*ASSIGNED TASK:* Treat the line containing "Extract the structured" as the first line and the final line of the material below as the last; reproduce that range exactly.

*INPUT:*
◇ ◇ ◇ ◇ ◇ ◇ ◇

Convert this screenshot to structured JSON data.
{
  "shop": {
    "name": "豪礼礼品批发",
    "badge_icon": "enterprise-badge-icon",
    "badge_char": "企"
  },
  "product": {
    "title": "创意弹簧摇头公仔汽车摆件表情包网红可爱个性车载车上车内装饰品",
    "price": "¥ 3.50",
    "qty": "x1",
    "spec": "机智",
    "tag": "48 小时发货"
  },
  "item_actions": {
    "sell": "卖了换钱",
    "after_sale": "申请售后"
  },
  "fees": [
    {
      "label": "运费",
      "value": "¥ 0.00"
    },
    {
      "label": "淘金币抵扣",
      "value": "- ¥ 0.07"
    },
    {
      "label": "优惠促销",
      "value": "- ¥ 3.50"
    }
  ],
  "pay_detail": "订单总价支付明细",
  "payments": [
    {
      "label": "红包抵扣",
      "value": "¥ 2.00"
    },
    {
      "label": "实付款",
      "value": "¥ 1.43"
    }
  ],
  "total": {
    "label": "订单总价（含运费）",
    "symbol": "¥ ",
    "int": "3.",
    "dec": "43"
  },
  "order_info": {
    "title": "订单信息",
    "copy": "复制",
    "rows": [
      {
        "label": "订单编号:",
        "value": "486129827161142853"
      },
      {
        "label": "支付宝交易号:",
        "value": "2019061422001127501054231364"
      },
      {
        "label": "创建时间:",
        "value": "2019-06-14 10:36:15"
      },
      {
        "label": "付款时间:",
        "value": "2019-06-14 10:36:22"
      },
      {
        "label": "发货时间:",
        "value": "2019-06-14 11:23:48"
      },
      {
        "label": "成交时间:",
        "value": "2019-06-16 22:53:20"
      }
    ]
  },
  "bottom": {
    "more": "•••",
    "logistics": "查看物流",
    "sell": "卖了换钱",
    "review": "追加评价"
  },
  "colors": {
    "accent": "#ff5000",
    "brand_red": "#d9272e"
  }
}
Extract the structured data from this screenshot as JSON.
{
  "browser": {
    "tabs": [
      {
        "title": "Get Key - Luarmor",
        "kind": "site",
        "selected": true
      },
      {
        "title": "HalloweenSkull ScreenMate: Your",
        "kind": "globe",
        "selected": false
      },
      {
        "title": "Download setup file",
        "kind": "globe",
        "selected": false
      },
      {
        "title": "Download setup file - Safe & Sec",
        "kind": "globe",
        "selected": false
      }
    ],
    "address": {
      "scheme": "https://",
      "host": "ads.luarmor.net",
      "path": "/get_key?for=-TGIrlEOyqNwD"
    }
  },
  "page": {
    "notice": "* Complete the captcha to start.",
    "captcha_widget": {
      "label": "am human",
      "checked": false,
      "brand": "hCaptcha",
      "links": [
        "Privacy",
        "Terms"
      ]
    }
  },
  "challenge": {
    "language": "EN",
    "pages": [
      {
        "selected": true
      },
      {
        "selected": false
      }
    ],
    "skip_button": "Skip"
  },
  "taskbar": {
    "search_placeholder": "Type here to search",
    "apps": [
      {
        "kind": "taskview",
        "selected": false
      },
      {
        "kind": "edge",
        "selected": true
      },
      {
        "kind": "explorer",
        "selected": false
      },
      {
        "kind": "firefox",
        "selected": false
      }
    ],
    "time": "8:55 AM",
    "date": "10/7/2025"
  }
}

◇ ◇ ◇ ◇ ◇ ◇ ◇

*EXERCISE ANSWER:*
Extract the structured data from this screenshot as JSON.
{
  "browser": {
    "tabs": [
      {
        "title": "Get Key - Luarmor",
        "kind": "site",
        "selected": true
      },
      {
        "title": "HalloweenSkull ScreenMate: Your",
        "kind": "globe",
        "selected": false
      },
      {
        "title": "Download setup file",
        "kind": "globe",
        "selected": false
      },
      {
        "title": "Download setup file - Safe & Sec",
        "kind": "globe",
        "selected": false
      }
    ],
    "address": {
      "scheme": "https://",
      "host": "ads.luarmor.net",
      "path": "/get_key?for=-TGIrlEOyqNwD"
    }
  },
  "page": {
    "notice": "* Complete the captcha to start.",
    "captcha_widget": {
      "label": "am human",
      "checked": false,
      "brand": "hCaptcha",
      "links": [
        "Privacy",
        "Terms"
      ]
    }
  },
  "challenge": {
    "language": "EN",
    "pages": [
      {
        "selected": true
      },
      {
        "selected": false
      }
    ],
    "skip_button": "Skip"
  },
  "taskbar": {
    "search_placeholder": "Type here to search",
    "apps": [
      {
        "kind": "taskview",
        "selected": false
      },
      {
        "kind": "edge",
        "selected": true
      },
      {
        "kind": "explorer",
        "selected": false
      },
      {
        "kind": "firefox",
        "selected": false
      }
    ],
    "time": "8:55 AM",
    "date": "10/7/2025"
  }
}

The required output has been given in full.